David Andoh: 10 years with the Multimedia Group as a photojournalist, the danger of getting the bigger picture

I won my first Ghana Journalists Association’s top photo award in 2014.

At the event, President Mahama was the Guest of Honor and for that matter, we were asked to be seated on time which I did. I and my family arrived at the State House at 6:00 pm and were ushered in to occupy our seats.

I spent time fraternising with other award winners. As soon as I assumed my seat, I had a call from my colleague whose accreditation was with me, so I went out to give it to him.

Upon return, at the entrance, the security demanded my entry pass and I told him I was a nominee. All of a sudden the other security at the main entrance instructed the one I was talking to, to close the gate, which he obliged.

Then I decided to go inside through the main entrance.
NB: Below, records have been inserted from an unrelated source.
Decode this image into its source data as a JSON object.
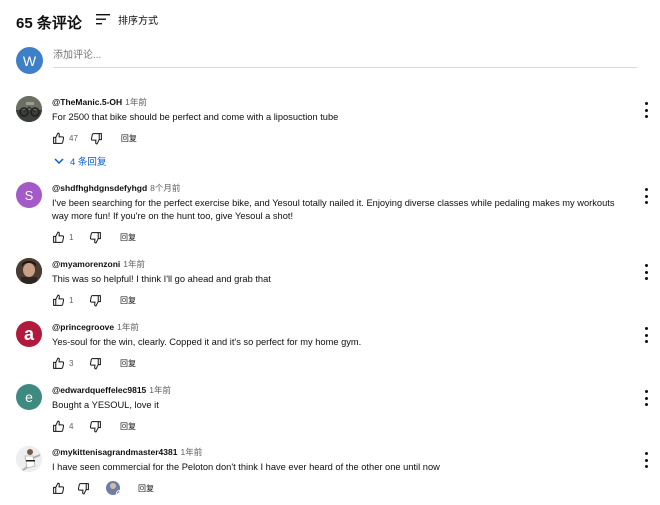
{
  "header": {
    "count_label": "65 条评论",
    "sort_label": "排序方式"
  },
  "add_comment": {
    "avatar_letter": "W",
    "placeholder": "添加评论..."
  },
  "colors": {
    "link_blue": "#065fd4",
    "avatar_w": "#3f7fc8",
    "avatar_s": "#a45ac7",
    "avatar_e": "#3f8a80"
  },
  "reply_label": "回复",
  "comments": [
    {
      "author": "@TheManic.5-OH",
      "time": "1年前",
      "text": "For 2500 that bike should be perfect and come with a liposuction tube",
      "likes": "47",
      "replies_label": "4 条回复",
      "avatar": "photo-bikes"
    },
    {
      "author": "@shdfhghdgnsdefyhgd",
      "time": "8个月前",
      "text": "I've been searching for the perfect exercise bike, and Yesoul totally nailed it. Enjoying diverse classes while pedaling makes my workouts way more fun! If you're on the hunt too, give Yesoul a shot!",
      "likes": "1",
      "avatar_letter": "S"
    },
    {
      "author": "@myamorenzoni",
      "time": "1年前",
      "text": "This was so helpful! I think I'll go ahead and grab that",
      "likes": "1",
      "avatar": "photo-person"
    },
    {
      "author": "@princegroove",
      "time": "1年前",
      "text": "Yes-soul for the win, clearly. Copped it and it's so perfect for my home gym.",
      "likes": "3",
      "avatar_letter": "a"
    },
    {
      "author": "@edwardqueffelec9815",
      "time": "1年前",
      "text": "Bought a YESOUL, love it",
      "likes": "4",
      "avatar_letter": "e"
    },
    {
      "author": "@mykittenisagrandmaster4381",
      "time": "1年前",
      "text": "I have seen commercial for the Peloton don't think I have ever heard of the other one until now",
      "likes": "",
      "avatar": "photo-martial"
    }
  ]
}
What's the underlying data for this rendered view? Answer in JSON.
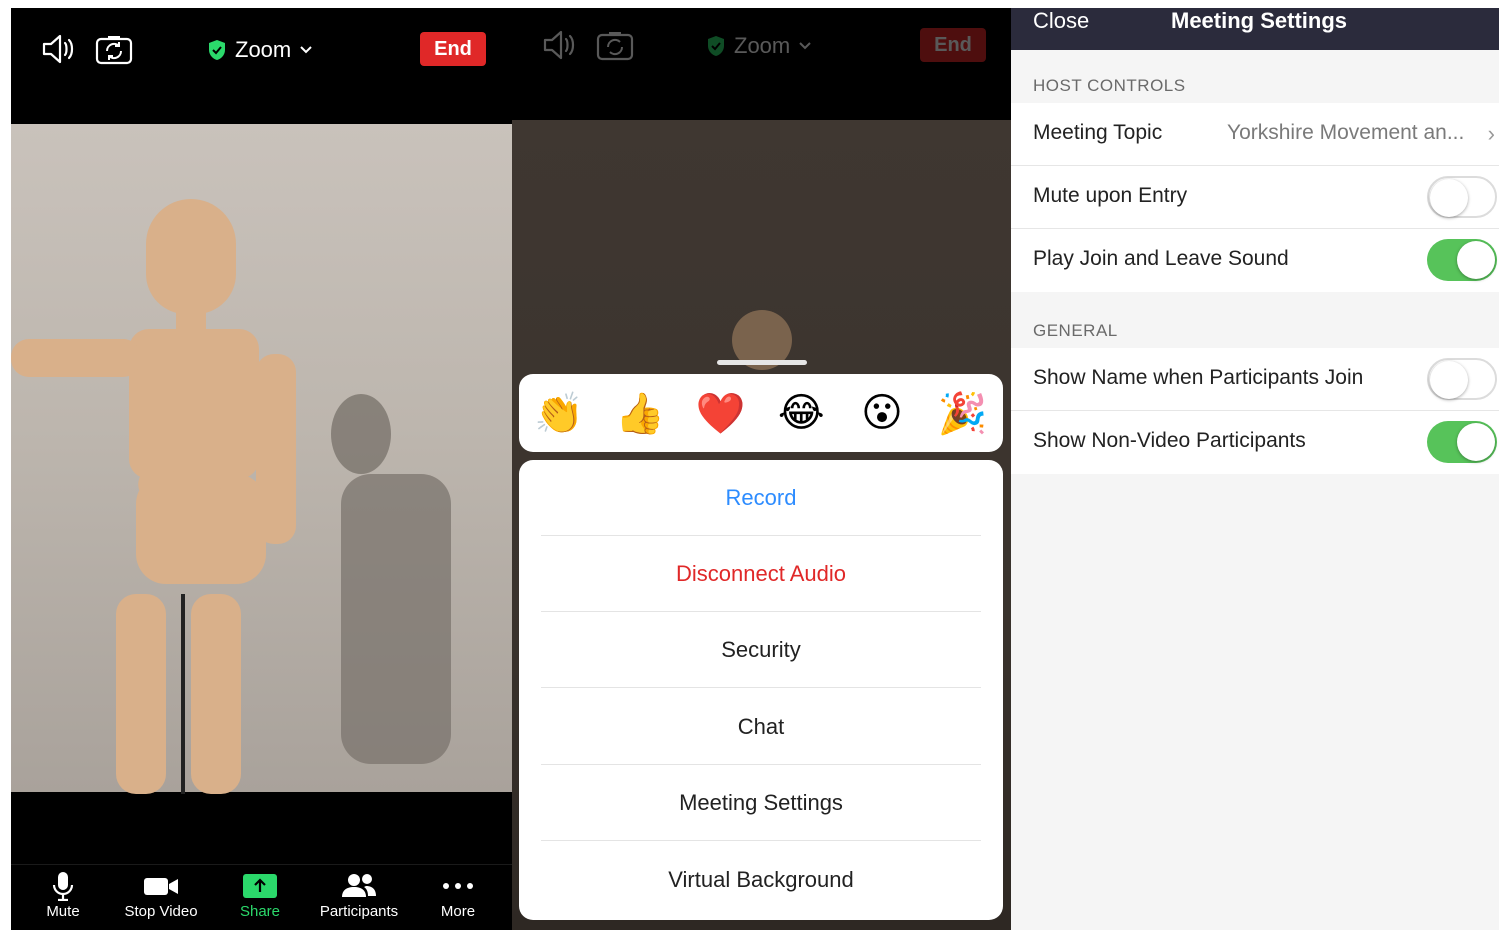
{
  "meeting": {
    "title": "Zoom",
    "end_label": "End"
  },
  "toolbar": {
    "items": [
      {
        "label": "Mute",
        "icon": "microphone-icon"
      },
      {
        "label": "Stop Video",
        "icon": "video-camera-icon"
      },
      {
        "label": "Share",
        "icon": "share-arrow-icon"
      },
      {
        "label": "Participants",
        "icon": "participants-icon"
      },
      {
        "label": "More",
        "icon": "more-dots-icon"
      }
    ],
    "share_color": "#2bd96b"
  },
  "reactions": [
    "👏",
    "👍",
    "❤️",
    "😂",
    "😮",
    "🎉"
  ],
  "more_menu": {
    "items": [
      {
        "label": "Record",
        "color": "#2d8cff"
      },
      {
        "label": "Disconnect Audio",
        "color": "#e02828"
      },
      {
        "label": "Security",
        "color": "#222222"
      },
      {
        "label": "Chat",
        "color": "#222222"
      },
      {
        "label": "Meeting Settings",
        "color": "#222222"
      },
      {
        "label": "Virtual Background",
        "color": "#222222"
      }
    ]
  },
  "settings": {
    "close_label": "Close",
    "title": "Meeting Settings",
    "host_controls_header": "HOST CONTROLS",
    "meeting_topic_label": "Meeting Topic",
    "meeting_topic_value": "Yorkshire Movement an...",
    "mute_upon_entry_label": "Mute upon Entry",
    "mute_upon_entry_on": false,
    "join_leave_sound_label": "Play Join and Leave Sound",
    "join_leave_sound_on": true,
    "general_header": "GENERAL",
    "show_name_label": "Show Name when Participants Join",
    "show_name_on": false,
    "show_non_video_label": "Show Non-Video Participants",
    "show_non_video_on": true
  },
  "colors": {
    "end_red": "#e02828",
    "toggle_green": "#57c35a",
    "secure_green": "#2bd96b",
    "navbar": "#2b2b3c"
  }
}
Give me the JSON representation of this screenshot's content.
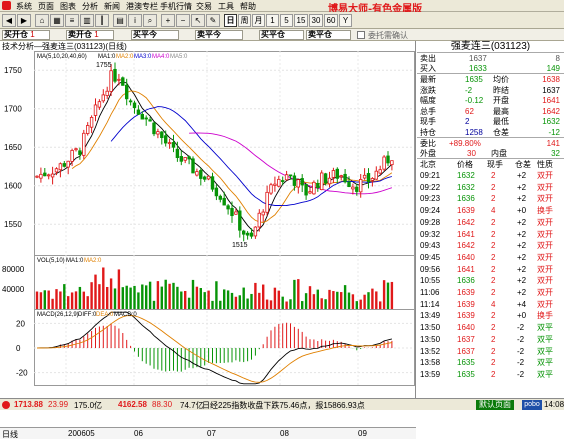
{
  "menu": [
    "系统",
    "页面",
    "图表",
    "分析",
    "新闻",
    "港澳专栏",
    "手机行情",
    "交易",
    "工具",
    "帮助"
  ],
  "brand": "博易大师-有色金属版",
  "toolbar": {
    "periods": [
      "日",
      "周",
      "月",
      "1",
      "5",
      "15",
      "30",
      "60",
      "Y"
    ],
    "selected_period": "日"
  },
  "tradebar": [
    {
      "label": "买开仓",
      "value": "1"
    },
    {
      "label": "卖开仓",
      "value": "1"
    },
    {
      "label": "买平今",
      "value": ""
    },
    {
      "label": "卖平今",
      "value": ""
    },
    {
      "label": "买平仓",
      "value": ""
    },
    {
      "label": "卖平仓",
      "value": ""
    }
  ],
  "tradebar_checkbox": "委托需确认",
  "chart": {
    "header": "技术分析—强麦连三(031123)(日线)",
    "ma_legend": {
      "prefix": "MA(5,10,20,40,60)",
      "items": [
        "MA1:0",
        "MA2:0",
        "MA3:0",
        "MA4:0",
        "MA5:0"
      ],
      "colors": [
        "#000000",
        "#e08000",
        "#0000cc",
        "#cc00cc",
        "#888888"
      ]
    },
    "vol_legend": {
      "prefix": "VOL(5,10)",
      "items": [
        "MA1:0",
        "MA2:0"
      ]
    },
    "macd_legend": {
      "prefix": "MACD(26,12,9)",
      "items": [
        "DIFF:0",
        "DEA:0",
        "MACD:0"
      ]
    },
    "price_ticks": [
      "1750",
      "1700",
      "1650",
      "1600",
      "1550"
    ],
    "vol_ticks": [
      "80000",
      "40000"
    ],
    "macd_ticks": [
      "20",
      "0",
      "-20"
    ],
    "high_label": "1755",
    "low_label": "1515",
    "x_labels": [
      "日线",
      "200605",
      "06",
      "07",
      "08",
      "09"
    ]
  },
  "quote": {
    "title": "强麦连三(031123)",
    "sell": {
      "label": "卖出",
      "price": "1637",
      "vol": "8"
    },
    "buy": {
      "label": "买入",
      "price": "1633",
      "vol": "149"
    },
    "rows": [
      [
        "最新",
        "1635",
        "均价",
        "1638"
      ],
      [
        "涨跌",
        "-2",
        "昨结",
        "1637"
      ],
      [
        "幅度",
        "-0.12",
        "开盘",
        "1641"
      ],
      [
        "总手",
        "62",
        "最高",
        "1642"
      ],
      [
        "现手",
        "2",
        "最低",
        "1632"
      ],
      [
        "持仓",
        "1258",
        "仓差",
        "-12"
      ]
    ],
    "weibi": {
      "label": "委比",
      "pct": "+89.80%",
      "val": "141"
    },
    "wai": {
      "label": "外盘",
      "val": "30"
    },
    "nei": {
      "label": "内盘",
      "val": "32"
    },
    "tick_header": [
      "北京",
      "价格",
      "现手",
      "仓差",
      "性质"
    ],
    "ticks": [
      [
        "09:21",
        "1632",
        "2",
        "+2",
        "双开"
      ],
      [
        "09:22",
        "1632",
        "2",
        "+2",
        "双开"
      ],
      [
        "09:23",
        "1636",
        "2",
        "+2",
        "双开"
      ],
      [
        "09:24",
        "1639",
        "4",
        "+0",
        "换手"
      ],
      [
        "09:28",
        "1642",
        "2",
        "+2",
        "双开"
      ],
      [
        "09:32",
        "1641",
        "2",
        "+2",
        "双开"
      ],
      [
        "09:43",
        "1642",
        "2",
        "+2",
        "双开"
      ],
      [
        "09:45",
        "1640",
        "2",
        "+2",
        "双开"
      ],
      [
        "09:56",
        "1641",
        "2",
        "+2",
        "双开"
      ],
      [
        "10:55",
        "1636",
        "2",
        "+2",
        "双开"
      ],
      [
        "11:06",
        "1639",
        "2",
        "+2",
        "双开"
      ],
      [
        "11:14",
        "1639",
        "4",
        "+4",
        "双开"
      ],
      [
        "13:49",
        "1639",
        "2",
        "+0",
        "换手"
      ],
      [
        "13:50",
        "1640",
        "2",
        "-2",
        "双平"
      ],
      [
        "13:50",
        "1637",
        "2",
        "-2",
        "双平"
      ],
      [
        "13:52",
        "1637",
        "2",
        "-2",
        "双平"
      ],
      [
        "13:58",
        "1635",
        "2",
        "-2",
        "双平"
      ],
      [
        "13:59",
        "1635",
        "2",
        "-2",
        "双平"
      ]
    ]
  },
  "status": {
    "items": [
      {
        "text": "1713.88",
        "color": "#e0191a"
      },
      {
        "text": "23.99",
        "color": "#e0191a"
      },
      {
        "text": "175.0亿",
        "color": "#000"
      },
      {
        "text": "4162.58",
        "color": "#e0191a"
      },
      {
        "text": "88.30",
        "color": "#e0191a"
      },
      {
        "text": "74.7亿",
        "color": "#000"
      }
    ],
    "news": "日经225指数收盘下跌75.46点，报15866.93点",
    "conn": "默认页面",
    "clock": "14:08"
  }
}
When I got there, the security guard said he will never allow me in. No amount of explanation will convince this security man.

Unfortunately, I left my phone in my bag which I put under the table at where I was sitting with my family.

This is how the presidential bodyguards denied me entry to go for my first award.

Expectedly, my family members were upset about the behavior of that bodyguard, but I calmed them down. “Don’t worry, there would be a better opportunity next time,” I told them.

My biggest motivation is how editors put a premium on my work so I made it a point to always make my work pass editorial vetting.

The occupational hazards

I have been attacked several times in the execution of my work.

My cameras were smashed at James Town in Accra. But the most humiliating one was when I went to a community to do a photo essay on how pre-mixed fuel was distributed to fishermen.

Pre-mixed distribution center had received the product and fishermen had formed a long queue patiently waiting for their turns while those who had received theirs were happily carrying them away.

I first sought permission from some of the Chief Fishermen who I interviewed and started taking pictures.

While interviewing some of them, the rest rushed on me, snatching the camera from me. I never gave in. I gave them my press card though.

They became agitated when one said I had taken photos of them. Sensing danger, I gave the camera to them to delete the images. By this time, they had surrounded me threatening to beat me.

One of them said he didn’t believe I work with multimedia, so they asked me to mention to them the owner of the Multimedia Group. I said I am only a staff hence, did not know who owns the company.

My explanation did not go down well with them. They, therefore, started filming me. I felt soo humiliated to be filmed by fishermen in the cause of my duty.

I have many photo essays to my credit but the one I did on Obuasi which is entitled 122 years of neglect: An untold story of Obuasi, is my favourite.